  • Matthew Quint

    Thanks for the tips. I’m honored to see The UnConventionals on your list which my Center on Global Brand Leadership at Columbia supports as you note. Mike O’Toole and the PJA team do a wonderful job, indeed!

    My personal favorite podcasts are Freakonomics and Wait, Wait Don’t Tell Me. I also like some of the others mentioned here in the comments. As a NYC-area commuter it is lovely to get wonderful content through headphones.

    • http://morekeynote.com/ tpldrew

      Matthew,

      I’m so glad you guys work with PJA to create such great content!

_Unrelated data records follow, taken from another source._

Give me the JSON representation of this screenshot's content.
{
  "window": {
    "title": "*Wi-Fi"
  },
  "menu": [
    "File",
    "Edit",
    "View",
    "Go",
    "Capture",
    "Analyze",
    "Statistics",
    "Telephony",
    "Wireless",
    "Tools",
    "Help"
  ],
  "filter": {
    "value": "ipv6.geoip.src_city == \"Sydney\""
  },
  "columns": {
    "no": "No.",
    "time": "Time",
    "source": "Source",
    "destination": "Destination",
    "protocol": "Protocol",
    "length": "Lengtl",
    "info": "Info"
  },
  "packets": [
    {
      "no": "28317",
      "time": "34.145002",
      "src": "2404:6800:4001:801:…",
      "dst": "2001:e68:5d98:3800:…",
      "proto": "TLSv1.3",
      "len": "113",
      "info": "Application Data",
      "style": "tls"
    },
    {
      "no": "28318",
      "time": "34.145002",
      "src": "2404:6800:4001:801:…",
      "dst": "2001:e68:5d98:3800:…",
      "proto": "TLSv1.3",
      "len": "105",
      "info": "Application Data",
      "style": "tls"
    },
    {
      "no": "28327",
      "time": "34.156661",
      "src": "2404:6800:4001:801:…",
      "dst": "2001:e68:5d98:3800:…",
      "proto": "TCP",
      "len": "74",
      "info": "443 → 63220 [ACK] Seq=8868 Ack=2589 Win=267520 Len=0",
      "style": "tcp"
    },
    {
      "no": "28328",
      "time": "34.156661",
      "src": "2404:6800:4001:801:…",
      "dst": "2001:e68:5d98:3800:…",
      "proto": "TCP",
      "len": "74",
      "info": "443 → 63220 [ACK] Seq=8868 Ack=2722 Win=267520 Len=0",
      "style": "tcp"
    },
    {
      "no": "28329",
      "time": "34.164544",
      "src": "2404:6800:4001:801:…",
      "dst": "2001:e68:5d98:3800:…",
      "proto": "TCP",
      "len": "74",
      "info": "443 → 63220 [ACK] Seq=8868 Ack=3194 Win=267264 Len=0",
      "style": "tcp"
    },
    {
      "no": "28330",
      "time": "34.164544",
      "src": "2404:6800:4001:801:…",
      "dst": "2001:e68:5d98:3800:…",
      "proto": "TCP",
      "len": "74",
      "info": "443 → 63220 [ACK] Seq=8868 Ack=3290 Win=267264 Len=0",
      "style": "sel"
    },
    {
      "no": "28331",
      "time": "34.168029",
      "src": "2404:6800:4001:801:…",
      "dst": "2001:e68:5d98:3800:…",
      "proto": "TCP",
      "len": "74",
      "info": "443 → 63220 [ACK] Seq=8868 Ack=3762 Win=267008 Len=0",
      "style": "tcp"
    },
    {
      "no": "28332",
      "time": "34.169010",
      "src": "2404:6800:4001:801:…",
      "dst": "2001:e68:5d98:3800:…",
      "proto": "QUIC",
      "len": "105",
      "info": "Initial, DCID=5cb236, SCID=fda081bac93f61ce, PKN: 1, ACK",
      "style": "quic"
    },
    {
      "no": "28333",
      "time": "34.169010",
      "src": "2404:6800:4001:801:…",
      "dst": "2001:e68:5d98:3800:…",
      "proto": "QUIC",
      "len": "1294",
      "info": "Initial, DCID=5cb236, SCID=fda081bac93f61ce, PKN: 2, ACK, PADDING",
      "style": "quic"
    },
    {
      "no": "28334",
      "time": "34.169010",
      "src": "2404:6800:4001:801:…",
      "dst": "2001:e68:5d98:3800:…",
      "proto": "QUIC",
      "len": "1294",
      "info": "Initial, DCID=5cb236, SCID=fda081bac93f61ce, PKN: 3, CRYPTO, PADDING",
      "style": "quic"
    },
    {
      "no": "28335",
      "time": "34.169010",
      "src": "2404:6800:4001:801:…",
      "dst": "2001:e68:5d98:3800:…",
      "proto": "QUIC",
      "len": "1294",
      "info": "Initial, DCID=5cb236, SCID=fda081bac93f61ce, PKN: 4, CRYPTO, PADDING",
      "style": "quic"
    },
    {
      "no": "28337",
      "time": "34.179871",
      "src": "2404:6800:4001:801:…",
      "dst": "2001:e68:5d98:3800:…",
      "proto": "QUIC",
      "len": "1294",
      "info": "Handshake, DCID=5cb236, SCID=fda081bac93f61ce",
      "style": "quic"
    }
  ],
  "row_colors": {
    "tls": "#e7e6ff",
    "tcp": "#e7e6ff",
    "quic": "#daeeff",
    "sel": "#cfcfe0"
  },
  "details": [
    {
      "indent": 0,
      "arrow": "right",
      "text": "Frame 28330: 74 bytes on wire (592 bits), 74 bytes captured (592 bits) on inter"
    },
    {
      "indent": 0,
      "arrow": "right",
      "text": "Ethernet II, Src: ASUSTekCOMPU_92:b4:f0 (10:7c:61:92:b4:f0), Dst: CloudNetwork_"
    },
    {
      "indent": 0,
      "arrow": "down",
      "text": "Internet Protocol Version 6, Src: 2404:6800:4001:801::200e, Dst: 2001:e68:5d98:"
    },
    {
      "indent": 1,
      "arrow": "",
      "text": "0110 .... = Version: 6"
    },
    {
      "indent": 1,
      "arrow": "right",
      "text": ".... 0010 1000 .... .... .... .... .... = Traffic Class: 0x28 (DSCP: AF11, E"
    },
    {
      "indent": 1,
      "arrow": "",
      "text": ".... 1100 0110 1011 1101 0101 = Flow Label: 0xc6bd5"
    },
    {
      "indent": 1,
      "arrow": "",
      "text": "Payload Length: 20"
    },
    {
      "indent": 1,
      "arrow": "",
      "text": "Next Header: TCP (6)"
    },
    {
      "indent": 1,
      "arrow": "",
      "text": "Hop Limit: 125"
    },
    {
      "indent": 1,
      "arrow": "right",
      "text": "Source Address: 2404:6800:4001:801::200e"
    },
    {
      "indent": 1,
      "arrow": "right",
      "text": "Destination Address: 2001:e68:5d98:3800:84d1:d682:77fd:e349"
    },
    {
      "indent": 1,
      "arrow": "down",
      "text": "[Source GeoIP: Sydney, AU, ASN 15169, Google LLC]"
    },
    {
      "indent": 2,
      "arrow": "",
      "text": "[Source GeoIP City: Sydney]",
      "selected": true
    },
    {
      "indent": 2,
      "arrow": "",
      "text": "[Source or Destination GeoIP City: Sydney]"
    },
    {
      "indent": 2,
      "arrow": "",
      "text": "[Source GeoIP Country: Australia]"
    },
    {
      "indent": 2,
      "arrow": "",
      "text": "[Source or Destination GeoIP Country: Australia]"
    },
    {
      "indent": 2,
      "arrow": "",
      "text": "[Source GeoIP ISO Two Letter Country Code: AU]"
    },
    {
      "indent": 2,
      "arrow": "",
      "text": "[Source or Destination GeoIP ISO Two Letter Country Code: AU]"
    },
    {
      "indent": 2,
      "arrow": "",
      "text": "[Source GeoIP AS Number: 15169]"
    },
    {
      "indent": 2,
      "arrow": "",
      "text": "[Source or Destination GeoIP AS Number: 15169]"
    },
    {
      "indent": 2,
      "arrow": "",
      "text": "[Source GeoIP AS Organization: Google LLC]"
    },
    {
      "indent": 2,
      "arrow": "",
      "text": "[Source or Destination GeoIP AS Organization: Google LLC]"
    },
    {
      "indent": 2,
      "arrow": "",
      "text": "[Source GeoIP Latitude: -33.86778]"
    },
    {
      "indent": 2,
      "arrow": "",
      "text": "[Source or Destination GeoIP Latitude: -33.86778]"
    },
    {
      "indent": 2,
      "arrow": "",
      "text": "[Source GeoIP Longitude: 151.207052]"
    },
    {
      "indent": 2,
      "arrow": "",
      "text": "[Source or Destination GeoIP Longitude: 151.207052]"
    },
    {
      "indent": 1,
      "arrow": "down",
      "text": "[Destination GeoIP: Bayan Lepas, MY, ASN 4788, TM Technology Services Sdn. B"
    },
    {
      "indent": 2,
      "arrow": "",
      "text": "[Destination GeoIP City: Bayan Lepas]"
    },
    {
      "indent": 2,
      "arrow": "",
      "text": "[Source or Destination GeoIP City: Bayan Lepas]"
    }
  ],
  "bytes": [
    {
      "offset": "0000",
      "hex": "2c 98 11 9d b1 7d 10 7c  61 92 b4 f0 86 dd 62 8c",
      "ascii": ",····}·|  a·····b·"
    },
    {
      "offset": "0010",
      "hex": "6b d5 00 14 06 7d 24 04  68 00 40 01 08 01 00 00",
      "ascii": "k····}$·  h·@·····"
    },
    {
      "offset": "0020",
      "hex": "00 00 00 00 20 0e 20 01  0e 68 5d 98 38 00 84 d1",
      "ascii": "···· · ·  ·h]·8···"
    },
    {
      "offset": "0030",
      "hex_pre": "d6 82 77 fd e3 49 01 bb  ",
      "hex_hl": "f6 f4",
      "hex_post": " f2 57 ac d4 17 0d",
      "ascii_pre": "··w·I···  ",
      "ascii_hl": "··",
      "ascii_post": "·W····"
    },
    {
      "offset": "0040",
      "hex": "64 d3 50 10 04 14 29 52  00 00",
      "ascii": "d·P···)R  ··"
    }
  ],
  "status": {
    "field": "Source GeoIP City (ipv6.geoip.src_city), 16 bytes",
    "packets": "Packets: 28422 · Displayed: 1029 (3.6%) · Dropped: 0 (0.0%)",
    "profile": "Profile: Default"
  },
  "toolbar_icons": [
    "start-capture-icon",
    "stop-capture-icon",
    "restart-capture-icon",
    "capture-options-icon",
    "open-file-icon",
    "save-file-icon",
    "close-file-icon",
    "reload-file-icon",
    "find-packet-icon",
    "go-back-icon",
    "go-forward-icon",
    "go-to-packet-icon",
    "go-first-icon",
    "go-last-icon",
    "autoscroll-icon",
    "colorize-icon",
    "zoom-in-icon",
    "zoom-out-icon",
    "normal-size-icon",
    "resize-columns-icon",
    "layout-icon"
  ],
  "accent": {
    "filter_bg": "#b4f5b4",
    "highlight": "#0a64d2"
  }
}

      Really appreciate it.

      BTW, Wait Wait is one of my favorite shows too!

      Have a great day!

      - Andrew

  • Phillip Crum

    Wow. Solid post, and so well…..formatted! Your background in TV/Radio programming has brought a structured approach to CM, specifically at the content structure level that was much needed. Wouldn’t ya know it’d take a guy from Houston to get it done!

    • http://morekeynote.com/ tpldrew

      Phillip,

      Thanks a ton! So glad you liked the podcast post. Hope your new content brand is coming along nicely!

      - Andrew

  • http://www.rmurthy.com/ Rekha Murthy

    I’m with PRX, which produces, nurtures, and/or distributes most of the podcasts on your list: 99% Invisible, Snap Judgment, Blank on Blank, HowSound, BackStory, and Hearing Voices. Of course, my colleagues and I are thrilled to see your post!

    I think you’ll love PRX Remix, our 24/7 stream of amazing short-form stories, curated by Roman Mars. http://prx.mx. It’s on XM 123, and also on iPhone and Android. Great for a driving commute, as you point out.

    Enjoy – and thanks for the props.

    • http://morekeynote.com/ tpldrew

      Rekha,

      I’m a regular listener (can you tell?)

      Most of these I’ve discovered listening to PRX.

      I’m also a member and have contributed a few pieces over the years – some of those have actually aired on Sirius XM.

      Thanks for the great content!

      - Andrew

      • http://www.rmurthy.com/ Rekha Murthy

        “Most of these I’ve discovered listening to PRX.” What a gratifying thing to hear. As is “I’m also a member”. Keep in touch.

  • http://www.monkeyslunch.com Spencer Goldade

    Thanks for the help, Andrew! I realize this is an older post but it helps me and a friend a lot.

    I was just interviewed by a friend of mine who is starting a podcast about creativity and productivity, and am thinking about starting my own. I’ve been Googling other creators, critics, and other podcasts like crazy trying to find good content and tips.

    What I find difficult is weeding out the ones that are just really good at marketing but aren’t so great with presentation or content. For instance, a lot of celebrity hosted podcasts keep climbing the charts lately or getting acclaim, but I find them stale and not actually very helpful or informative, or even enjoyable!